----- DATA RECORDS -----
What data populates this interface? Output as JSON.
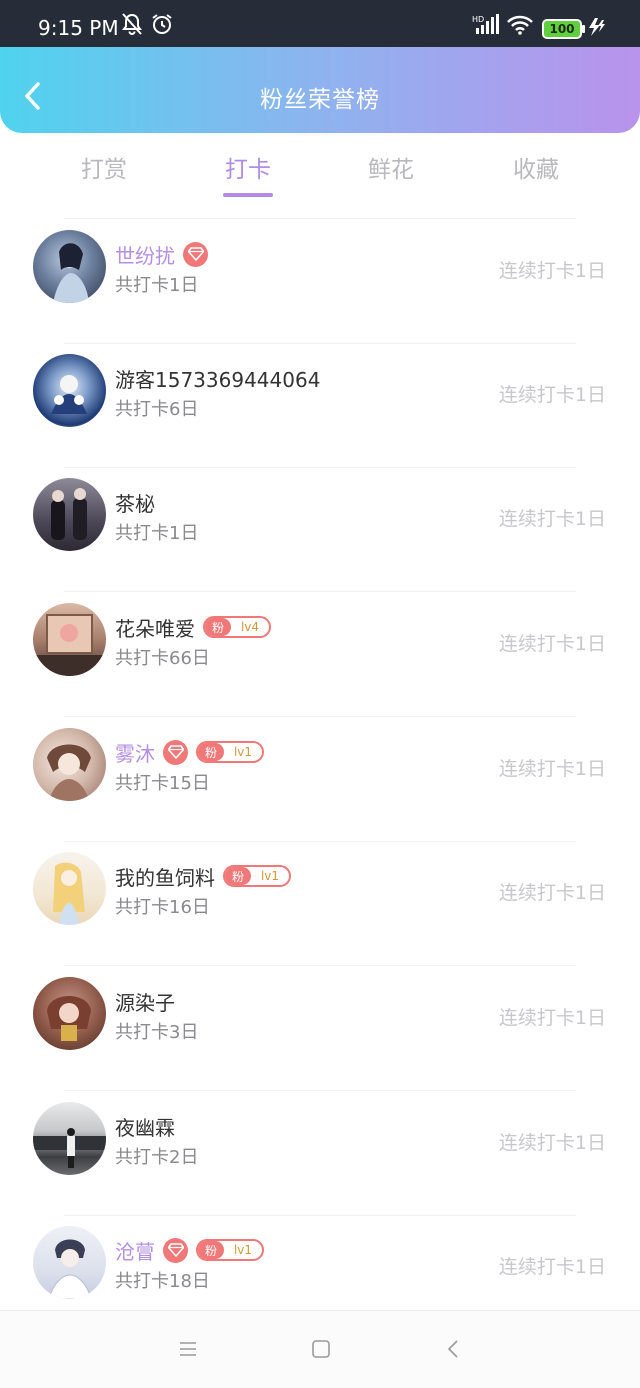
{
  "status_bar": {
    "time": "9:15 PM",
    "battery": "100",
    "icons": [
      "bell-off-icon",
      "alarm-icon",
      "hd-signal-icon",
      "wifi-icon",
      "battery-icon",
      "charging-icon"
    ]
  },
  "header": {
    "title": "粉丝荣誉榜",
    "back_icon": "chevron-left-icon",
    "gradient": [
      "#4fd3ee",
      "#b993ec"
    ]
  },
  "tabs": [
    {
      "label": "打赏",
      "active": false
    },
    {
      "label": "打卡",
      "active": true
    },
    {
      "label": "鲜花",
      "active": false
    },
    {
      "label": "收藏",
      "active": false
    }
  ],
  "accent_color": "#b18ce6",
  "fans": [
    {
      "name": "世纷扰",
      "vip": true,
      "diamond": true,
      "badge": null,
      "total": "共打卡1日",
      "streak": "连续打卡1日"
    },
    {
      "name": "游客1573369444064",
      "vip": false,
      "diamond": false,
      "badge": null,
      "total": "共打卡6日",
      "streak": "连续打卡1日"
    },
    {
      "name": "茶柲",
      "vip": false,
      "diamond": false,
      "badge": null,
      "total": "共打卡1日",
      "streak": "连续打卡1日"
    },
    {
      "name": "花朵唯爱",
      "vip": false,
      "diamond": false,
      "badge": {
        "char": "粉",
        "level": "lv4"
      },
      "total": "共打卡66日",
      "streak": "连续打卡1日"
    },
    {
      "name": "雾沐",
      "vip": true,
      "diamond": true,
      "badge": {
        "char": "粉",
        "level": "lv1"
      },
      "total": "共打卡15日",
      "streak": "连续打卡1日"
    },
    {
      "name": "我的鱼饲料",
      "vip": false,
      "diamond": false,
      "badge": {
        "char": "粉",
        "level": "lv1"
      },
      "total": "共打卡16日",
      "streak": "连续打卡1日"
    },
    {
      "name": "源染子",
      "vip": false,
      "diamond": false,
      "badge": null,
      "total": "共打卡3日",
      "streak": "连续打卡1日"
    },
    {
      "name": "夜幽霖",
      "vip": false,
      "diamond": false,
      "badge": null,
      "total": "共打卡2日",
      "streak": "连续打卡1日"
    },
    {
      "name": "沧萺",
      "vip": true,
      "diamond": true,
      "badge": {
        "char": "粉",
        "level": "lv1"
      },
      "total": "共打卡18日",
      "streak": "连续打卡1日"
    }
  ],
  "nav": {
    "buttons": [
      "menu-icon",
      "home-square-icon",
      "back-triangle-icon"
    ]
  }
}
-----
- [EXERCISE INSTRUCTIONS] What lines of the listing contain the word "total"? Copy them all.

- [REPLY TO THE TASK]
      "total": "共打卡1日",
      "total": "共打卡6日",
      "total": "共打卡1日",
      "total": "共打卡66日",
      "total": "共打卡15日",
      "total": "共打卡16日",
      "total": "共打卡3日",
      "total": "共打卡2日",
      "total": "共打卡18日",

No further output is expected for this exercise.